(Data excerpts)
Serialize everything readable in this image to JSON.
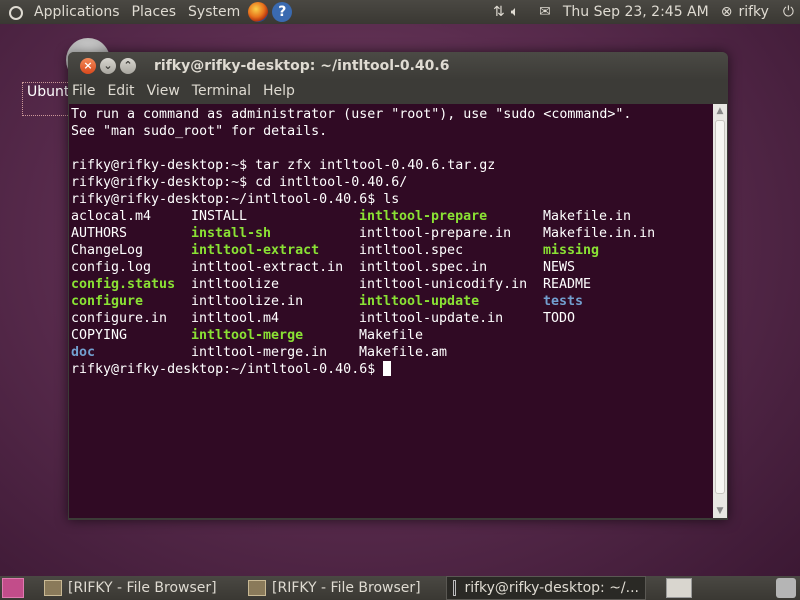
{
  "top_panel": {
    "menus": [
      "Applications",
      "Places",
      "System"
    ],
    "clock": "Thu Sep 23,  2:45 AM",
    "user": "rifky",
    "icons": [
      "ubuntu-logo-icon",
      "firefox-icon",
      "help-icon",
      "network-icon",
      "volume-icon",
      "mail-icon",
      "user-status-icon",
      "power-icon"
    ]
  },
  "desktop": {
    "icon_label": "Ubuntu"
  },
  "window": {
    "title": "rifky@rifky-desktop: ~/intltool-0.40.6",
    "menu": [
      "File",
      "Edit",
      "View",
      "Terminal",
      "Help"
    ]
  },
  "terminal": {
    "lines": [
      "To run a command as administrator (user \"root\"), use \"sudo <command>\".",
      "See \"man sudo_root\" for details.",
      "",
      "rifky@rifky-desktop:~$ tar zfx intltool-0.40.6.tar.gz",
      "rifky@rifky-desktop:~$ cd intltool-0.40.6/",
      "rifky@rifky-desktop:~/intltool-0.40.6$ ls"
    ],
    "ls_rows": [
      [
        [
          "aclocal.m4",
          "f"
        ],
        [
          "INSTALL",
          "f"
        ],
        [
          "intltool-prepare",
          "x"
        ],
        [
          "Makefile.in",
          "f"
        ]
      ],
      [
        [
          "AUTHORS",
          "f"
        ],
        [
          "install-sh",
          "x"
        ],
        [
          "intltool-prepare.in",
          "f"
        ],
        [
          "Makefile.in.in",
          "f"
        ]
      ],
      [
        [
          "ChangeLog",
          "f"
        ],
        [
          "intltool-extract",
          "x"
        ],
        [
          "intltool.spec",
          "f"
        ],
        [
          "missing",
          "x"
        ]
      ],
      [
        [
          "config.log",
          "f"
        ],
        [
          "intltool-extract.in",
          "f"
        ],
        [
          "intltool.spec.in",
          "f"
        ],
        [
          "NEWS",
          "f"
        ]
      ],
      [
        [
          "config.status",
          "x"
        ],
        [
          "intltoolize",
          "f"
        ],
        [
          "intltool-unicodify.in",
          "f"
        ],
        [
          "README",
          "f"
        ]
      ],
      [
        [
          "configure",
          "x"
        ],
        [
          "intltoolize.in",
          "f"
        ],
        [
          "intltool-update",
          "x"
        ],
        [
          "tests",
          "d"
        ]
      ],
      [
        [
          "configure.in",
          "f"
        ],
        [
          "intltool.m4",
          "f"
        ],
        [
          "intltool-update.in",
          "f"
        ],
        [
          "TODO",
          "f"
        ]
      ],
      [
        [
          "COPYING",
          "f"
        ],
        [
          "intltool-merge",
          "x"
        ],
        [
          "Makefile",
          "f"
        ],
        [
          "",
          ""
        ]
      ],
      [
        [
          "doc",
          "d"
        ],
        [
          "intltool-merge.in",
          "f"
        ],
        [
          "Makefile.am",
          "f"
        ],
        [
          "",
          ""
        ]
      ]
    ],
    "prompt": "rifky@rifky-desktop:~/intltool-0.40.6$ "
  },
  "taskbar": {
    "tasks": [
      "[RIFKY - File Browser]",
      "[RIFKY - File Browser]",
      "rifky@rifky-desktop: ~/..."
    ]
  },
  "colors": {
    "terminal_bg": "#300a24",
    "executable": "#8ae234",
    "directory": "#729fcf"
  }
}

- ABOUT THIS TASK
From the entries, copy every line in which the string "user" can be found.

- EXERCISE RESPONSE
    "user": "rifky",
      "user-status-icon",
      "To run a command as administrator (user \"root\"), use \"sudo <command>\".",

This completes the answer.